## WHAT THE TASK REQUIRES
From the listing below, extract each line containing the string "Grade".

## DATA SHOWN
*** Begin section ***

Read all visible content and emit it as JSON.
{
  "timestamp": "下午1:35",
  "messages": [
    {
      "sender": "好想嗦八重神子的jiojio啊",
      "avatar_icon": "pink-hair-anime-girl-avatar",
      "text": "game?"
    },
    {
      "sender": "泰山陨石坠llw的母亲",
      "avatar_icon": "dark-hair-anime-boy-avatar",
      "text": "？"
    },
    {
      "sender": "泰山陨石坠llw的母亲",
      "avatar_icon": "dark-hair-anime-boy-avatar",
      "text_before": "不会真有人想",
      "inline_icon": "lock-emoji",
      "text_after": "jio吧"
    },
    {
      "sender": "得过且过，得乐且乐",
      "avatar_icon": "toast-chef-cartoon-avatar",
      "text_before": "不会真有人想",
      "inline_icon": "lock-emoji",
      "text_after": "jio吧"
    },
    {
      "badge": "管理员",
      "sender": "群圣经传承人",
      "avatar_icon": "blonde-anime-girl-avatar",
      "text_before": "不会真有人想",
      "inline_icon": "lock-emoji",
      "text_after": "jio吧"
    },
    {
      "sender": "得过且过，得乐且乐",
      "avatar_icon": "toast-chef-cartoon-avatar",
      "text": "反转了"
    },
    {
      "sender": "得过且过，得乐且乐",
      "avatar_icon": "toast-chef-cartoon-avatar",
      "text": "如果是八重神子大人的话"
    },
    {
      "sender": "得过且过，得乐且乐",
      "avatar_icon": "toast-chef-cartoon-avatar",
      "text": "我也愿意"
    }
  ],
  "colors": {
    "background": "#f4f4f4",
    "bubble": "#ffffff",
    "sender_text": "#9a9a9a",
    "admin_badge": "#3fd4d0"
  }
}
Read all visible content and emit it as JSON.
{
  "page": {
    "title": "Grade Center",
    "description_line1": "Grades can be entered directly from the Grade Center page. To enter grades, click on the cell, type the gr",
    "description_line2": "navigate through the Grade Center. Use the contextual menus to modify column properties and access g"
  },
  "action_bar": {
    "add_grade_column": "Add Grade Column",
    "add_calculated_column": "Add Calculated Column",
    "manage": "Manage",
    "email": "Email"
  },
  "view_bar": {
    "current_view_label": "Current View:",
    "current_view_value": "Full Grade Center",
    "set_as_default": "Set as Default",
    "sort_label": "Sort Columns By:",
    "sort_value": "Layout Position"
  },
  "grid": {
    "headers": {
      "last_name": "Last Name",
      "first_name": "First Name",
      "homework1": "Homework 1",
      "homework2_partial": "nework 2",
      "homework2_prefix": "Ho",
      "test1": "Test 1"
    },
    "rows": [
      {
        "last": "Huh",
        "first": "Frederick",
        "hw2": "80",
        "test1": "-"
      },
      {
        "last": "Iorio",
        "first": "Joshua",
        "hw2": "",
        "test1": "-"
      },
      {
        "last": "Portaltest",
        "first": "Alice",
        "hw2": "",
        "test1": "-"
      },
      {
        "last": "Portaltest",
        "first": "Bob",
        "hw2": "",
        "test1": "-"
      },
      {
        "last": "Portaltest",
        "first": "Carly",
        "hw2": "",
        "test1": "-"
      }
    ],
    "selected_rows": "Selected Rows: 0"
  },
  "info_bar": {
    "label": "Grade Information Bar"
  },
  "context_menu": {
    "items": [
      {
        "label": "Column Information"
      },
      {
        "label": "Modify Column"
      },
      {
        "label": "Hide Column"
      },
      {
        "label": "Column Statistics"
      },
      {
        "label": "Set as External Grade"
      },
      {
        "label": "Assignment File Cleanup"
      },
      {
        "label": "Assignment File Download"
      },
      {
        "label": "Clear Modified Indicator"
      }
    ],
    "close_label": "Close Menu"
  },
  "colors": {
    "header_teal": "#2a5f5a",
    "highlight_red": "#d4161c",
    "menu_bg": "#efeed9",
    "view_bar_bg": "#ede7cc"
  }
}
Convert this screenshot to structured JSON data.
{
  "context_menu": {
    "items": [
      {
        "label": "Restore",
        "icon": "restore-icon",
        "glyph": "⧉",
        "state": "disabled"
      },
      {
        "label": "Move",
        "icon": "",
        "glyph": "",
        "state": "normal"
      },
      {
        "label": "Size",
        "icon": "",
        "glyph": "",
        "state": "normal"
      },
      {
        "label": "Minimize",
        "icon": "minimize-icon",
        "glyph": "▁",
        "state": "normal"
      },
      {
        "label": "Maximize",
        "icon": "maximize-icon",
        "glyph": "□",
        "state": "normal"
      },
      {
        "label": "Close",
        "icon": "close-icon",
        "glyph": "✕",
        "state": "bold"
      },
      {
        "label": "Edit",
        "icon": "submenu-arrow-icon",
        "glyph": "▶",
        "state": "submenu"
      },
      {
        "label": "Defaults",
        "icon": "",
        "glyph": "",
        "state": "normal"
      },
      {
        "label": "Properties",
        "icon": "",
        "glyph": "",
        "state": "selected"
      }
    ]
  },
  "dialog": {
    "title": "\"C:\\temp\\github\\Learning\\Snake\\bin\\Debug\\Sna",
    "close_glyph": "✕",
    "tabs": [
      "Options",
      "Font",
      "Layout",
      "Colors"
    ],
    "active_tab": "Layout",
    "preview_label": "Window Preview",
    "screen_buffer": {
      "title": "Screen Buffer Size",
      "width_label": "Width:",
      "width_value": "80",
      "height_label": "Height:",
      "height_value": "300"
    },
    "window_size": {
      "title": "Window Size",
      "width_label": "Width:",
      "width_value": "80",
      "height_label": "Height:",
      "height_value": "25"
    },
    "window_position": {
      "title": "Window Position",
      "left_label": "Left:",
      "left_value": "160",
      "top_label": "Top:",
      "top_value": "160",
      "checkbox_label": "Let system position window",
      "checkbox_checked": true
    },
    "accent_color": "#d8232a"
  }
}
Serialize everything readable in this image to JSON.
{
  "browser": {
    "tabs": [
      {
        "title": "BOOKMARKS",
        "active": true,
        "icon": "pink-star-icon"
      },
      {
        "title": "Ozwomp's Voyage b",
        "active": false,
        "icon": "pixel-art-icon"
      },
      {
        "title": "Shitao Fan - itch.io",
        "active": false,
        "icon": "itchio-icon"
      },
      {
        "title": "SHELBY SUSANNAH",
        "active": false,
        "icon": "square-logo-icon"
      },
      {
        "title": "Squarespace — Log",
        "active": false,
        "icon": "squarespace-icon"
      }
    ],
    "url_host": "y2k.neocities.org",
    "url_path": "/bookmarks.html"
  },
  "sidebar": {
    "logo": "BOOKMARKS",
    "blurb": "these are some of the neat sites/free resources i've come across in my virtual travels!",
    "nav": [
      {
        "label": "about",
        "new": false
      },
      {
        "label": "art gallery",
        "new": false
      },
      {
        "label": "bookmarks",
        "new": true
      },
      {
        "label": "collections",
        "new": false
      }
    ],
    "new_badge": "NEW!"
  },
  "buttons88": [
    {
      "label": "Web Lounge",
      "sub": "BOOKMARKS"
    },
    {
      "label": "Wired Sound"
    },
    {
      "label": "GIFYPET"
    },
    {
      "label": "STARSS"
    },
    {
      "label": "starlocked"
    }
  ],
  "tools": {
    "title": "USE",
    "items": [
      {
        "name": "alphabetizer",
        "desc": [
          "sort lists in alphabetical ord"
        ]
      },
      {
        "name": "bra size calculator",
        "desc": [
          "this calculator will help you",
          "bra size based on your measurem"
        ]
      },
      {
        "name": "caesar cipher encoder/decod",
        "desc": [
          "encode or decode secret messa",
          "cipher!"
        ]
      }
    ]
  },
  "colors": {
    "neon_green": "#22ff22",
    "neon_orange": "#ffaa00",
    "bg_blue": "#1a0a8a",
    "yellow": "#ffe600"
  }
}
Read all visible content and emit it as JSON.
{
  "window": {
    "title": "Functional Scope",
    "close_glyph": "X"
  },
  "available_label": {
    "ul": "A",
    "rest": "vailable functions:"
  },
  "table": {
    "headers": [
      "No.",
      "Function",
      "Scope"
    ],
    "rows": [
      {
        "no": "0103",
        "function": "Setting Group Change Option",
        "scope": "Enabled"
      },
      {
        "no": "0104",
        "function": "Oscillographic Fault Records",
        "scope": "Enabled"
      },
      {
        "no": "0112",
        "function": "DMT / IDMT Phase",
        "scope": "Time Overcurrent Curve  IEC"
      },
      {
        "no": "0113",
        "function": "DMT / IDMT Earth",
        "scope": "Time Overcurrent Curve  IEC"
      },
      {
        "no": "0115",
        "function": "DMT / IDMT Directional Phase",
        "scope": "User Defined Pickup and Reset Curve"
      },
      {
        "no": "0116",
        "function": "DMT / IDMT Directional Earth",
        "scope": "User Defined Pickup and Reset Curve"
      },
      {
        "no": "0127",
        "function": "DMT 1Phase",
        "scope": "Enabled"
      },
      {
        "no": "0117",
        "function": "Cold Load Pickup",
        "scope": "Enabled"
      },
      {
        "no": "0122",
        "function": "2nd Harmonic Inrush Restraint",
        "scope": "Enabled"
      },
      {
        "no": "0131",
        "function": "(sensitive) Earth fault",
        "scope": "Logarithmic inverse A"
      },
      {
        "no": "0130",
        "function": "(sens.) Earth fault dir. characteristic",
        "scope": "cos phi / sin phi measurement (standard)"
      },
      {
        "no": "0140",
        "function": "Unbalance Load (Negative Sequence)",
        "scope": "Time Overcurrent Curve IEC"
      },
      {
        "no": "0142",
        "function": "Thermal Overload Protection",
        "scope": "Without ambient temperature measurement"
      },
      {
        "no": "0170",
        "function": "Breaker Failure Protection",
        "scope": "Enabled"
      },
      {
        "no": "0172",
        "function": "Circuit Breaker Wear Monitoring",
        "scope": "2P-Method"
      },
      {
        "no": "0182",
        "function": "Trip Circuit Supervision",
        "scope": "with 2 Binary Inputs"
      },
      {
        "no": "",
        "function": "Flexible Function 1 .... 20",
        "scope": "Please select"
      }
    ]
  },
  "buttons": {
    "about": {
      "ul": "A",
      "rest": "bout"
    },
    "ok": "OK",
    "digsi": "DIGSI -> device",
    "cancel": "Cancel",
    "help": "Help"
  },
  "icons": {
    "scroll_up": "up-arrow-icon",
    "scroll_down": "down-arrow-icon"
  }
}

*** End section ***

## ANSWER SECTION
    "title": "Grade Center",
    "description_line1": "Grades can be entered directly from the Grade Center page. To enter grades, click on the cell, type the gr",
    "description_line2": "navigate through the Grade Center. Use the contextual menus to modify column properties and access g"
    "add_grade_column": "Add Grade Column",
    "current_view_value": "Full Grade Center",
    "label": "Grade Information Bar"
        "label": "Set as External Grade"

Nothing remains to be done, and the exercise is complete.